[Start of Attachment]
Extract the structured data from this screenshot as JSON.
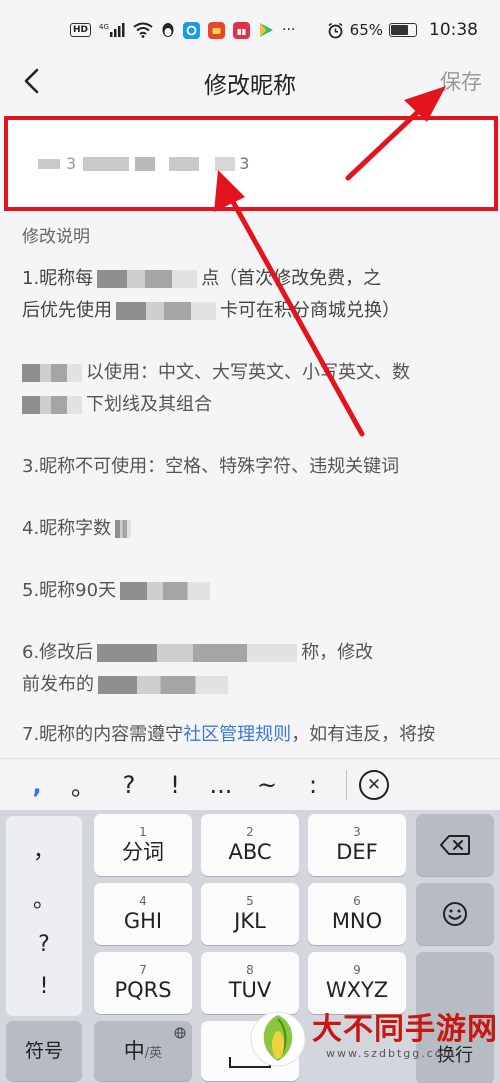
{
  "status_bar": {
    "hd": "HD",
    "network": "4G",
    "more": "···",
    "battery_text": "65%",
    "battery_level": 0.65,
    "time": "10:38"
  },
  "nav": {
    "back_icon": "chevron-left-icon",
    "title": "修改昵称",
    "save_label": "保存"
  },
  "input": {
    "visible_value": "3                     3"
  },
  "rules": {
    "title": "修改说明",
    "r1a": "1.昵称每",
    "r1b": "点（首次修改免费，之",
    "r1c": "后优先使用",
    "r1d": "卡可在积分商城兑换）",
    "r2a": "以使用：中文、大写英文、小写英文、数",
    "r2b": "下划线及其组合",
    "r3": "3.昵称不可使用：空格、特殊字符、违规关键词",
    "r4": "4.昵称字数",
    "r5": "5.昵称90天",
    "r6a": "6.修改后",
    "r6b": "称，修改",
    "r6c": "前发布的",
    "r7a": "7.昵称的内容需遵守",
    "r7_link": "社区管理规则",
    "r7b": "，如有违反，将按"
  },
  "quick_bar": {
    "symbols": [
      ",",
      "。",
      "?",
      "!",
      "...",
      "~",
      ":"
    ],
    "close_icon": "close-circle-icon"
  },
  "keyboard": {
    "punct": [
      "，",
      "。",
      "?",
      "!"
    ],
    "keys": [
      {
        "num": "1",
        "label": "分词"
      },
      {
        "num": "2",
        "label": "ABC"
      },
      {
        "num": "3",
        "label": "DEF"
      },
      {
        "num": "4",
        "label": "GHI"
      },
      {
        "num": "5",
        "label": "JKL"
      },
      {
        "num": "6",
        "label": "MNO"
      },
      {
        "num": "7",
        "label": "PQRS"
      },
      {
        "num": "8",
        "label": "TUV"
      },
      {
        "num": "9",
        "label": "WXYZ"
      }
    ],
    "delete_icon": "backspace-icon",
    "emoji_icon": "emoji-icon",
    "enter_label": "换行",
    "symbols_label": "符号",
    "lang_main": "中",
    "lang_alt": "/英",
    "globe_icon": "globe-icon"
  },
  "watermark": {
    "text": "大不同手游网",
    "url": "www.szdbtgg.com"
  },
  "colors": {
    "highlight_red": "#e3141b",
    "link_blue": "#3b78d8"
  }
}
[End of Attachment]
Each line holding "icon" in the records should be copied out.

▶ **Task answer**:
    "back_icon": "chevron-left-icon",
    "close_icon": "close-circle-icon"
    "delete_icon": "backspace-icon",
    "emoji_icon": "emoji-icon",
    "globe_icon": "globe-icon"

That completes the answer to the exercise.